Filter the entries for the string "avatar". Copy each line that has it.

◆ ◆ ◆ ◆

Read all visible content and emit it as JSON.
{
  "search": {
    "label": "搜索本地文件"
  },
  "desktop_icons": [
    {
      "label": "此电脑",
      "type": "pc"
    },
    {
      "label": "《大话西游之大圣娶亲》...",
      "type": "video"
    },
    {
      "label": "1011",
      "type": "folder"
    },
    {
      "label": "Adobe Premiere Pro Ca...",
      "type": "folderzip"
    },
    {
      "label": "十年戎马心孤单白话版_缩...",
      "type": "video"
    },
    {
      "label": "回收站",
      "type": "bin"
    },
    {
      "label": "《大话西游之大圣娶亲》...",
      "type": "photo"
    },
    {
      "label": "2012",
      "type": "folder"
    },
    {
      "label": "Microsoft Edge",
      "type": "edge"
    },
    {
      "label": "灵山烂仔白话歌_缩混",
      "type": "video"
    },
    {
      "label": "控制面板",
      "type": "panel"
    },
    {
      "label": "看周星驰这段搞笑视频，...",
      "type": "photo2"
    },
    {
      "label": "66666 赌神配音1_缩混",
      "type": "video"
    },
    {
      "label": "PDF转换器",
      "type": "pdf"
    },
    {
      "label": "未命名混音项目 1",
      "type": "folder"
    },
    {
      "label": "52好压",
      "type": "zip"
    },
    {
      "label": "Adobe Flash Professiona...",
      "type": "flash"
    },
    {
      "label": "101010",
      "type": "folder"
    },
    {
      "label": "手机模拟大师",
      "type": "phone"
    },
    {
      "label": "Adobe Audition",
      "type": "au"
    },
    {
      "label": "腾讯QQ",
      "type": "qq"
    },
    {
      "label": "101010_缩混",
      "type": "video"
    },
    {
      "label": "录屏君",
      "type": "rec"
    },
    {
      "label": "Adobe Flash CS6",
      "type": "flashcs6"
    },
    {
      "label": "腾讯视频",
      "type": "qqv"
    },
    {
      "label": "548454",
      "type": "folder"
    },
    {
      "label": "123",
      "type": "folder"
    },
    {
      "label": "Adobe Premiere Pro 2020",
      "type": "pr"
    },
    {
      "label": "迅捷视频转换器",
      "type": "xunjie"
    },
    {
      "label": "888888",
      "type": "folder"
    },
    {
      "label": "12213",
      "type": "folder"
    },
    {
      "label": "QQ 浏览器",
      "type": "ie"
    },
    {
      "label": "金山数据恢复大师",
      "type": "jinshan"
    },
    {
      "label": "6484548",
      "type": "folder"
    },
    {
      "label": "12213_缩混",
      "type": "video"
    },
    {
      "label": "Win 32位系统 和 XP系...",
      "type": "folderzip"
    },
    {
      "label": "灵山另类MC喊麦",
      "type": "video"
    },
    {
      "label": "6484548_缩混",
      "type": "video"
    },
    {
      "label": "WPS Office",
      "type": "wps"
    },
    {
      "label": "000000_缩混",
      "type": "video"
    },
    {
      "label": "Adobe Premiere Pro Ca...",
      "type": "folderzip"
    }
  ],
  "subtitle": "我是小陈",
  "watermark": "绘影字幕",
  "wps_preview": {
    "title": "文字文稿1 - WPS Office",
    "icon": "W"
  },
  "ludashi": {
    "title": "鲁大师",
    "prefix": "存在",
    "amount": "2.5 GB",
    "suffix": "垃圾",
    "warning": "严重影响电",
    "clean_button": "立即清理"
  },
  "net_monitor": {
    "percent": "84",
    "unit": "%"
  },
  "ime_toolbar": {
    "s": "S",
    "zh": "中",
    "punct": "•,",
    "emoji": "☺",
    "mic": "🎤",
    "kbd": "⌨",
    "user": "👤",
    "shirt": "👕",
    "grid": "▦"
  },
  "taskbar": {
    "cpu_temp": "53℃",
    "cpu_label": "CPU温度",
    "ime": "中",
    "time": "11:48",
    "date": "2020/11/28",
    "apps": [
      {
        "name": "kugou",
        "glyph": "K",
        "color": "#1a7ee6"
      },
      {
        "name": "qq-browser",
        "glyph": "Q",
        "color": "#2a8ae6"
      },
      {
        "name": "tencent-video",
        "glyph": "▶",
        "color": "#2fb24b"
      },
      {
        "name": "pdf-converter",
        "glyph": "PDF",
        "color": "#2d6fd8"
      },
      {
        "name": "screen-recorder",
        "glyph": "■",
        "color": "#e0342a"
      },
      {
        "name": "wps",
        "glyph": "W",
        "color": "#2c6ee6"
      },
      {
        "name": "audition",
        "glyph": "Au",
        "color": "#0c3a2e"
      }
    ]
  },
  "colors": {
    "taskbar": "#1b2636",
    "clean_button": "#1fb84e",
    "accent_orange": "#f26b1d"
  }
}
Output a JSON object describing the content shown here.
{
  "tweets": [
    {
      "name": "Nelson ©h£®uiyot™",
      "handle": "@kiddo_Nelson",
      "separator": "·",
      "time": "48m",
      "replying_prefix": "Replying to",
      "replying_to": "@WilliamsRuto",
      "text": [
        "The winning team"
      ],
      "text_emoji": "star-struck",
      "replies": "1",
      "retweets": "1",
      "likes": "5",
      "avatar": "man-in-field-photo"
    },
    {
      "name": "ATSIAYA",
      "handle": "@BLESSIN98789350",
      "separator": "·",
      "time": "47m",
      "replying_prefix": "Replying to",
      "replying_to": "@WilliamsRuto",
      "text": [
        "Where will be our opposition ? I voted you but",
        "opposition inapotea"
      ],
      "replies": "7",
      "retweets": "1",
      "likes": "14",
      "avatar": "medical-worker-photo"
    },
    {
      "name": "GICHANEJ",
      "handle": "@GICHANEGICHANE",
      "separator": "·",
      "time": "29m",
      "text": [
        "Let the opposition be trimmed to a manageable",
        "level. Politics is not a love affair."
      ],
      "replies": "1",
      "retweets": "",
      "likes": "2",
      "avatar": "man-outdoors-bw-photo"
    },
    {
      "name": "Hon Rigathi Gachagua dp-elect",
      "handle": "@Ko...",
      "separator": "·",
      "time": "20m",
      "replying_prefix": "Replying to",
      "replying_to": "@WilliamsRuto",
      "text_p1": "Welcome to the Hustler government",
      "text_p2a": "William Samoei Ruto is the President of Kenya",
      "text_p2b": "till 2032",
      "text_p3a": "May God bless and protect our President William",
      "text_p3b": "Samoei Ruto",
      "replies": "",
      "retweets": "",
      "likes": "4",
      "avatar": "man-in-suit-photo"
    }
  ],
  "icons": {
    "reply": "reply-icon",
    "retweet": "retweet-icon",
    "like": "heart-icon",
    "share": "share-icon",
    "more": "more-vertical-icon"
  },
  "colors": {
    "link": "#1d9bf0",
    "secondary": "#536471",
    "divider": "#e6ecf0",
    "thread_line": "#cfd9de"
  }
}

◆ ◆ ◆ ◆

* [Solution to this problem]:
      "avatar": "man-in-field-photo"
      "avatar": "medical-worker-photo"
      "avatar": "man-outdoors-bw-photo"
      "avatar": "man-in-suit-photo"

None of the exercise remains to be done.